**Web page and app entries**
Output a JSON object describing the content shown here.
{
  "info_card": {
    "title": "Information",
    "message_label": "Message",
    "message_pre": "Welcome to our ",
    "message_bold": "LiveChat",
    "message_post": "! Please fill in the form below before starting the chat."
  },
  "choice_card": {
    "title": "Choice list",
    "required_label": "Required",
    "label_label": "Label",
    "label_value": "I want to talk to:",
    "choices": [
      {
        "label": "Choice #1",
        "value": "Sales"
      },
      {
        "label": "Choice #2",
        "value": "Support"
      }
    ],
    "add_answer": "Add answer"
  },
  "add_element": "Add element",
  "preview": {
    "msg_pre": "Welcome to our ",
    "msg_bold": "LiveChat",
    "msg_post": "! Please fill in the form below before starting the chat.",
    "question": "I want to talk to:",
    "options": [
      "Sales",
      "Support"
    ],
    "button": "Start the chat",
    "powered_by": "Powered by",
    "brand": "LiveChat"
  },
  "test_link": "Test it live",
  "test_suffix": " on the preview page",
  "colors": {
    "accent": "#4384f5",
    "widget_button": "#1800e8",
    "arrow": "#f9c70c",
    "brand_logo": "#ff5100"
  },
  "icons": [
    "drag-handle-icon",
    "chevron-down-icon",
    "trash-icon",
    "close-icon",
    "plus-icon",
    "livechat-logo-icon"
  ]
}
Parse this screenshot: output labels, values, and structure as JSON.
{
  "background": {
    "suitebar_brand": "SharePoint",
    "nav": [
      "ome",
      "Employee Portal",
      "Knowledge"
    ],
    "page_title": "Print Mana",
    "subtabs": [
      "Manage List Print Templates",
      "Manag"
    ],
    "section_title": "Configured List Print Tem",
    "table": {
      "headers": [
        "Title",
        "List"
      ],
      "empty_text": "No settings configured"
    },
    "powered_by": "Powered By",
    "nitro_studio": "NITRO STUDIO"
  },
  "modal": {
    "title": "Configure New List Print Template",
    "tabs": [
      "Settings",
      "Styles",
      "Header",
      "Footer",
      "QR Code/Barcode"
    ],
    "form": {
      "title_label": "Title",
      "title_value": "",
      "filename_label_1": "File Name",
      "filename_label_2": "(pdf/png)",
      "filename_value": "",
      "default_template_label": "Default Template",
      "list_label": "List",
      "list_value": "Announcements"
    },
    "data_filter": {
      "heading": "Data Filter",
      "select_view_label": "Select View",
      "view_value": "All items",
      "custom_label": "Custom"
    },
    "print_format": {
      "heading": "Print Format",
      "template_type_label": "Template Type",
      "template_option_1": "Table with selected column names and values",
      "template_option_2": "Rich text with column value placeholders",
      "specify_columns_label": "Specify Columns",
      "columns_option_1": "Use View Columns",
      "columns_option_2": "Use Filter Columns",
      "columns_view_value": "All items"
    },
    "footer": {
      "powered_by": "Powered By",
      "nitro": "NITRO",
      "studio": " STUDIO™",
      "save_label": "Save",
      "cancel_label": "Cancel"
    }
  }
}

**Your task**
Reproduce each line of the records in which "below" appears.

**Written response**
    "message_post": "! Please fill in the form below before starting the chat."
    "msg_post": "! Please fill in the form below before starting the chat.",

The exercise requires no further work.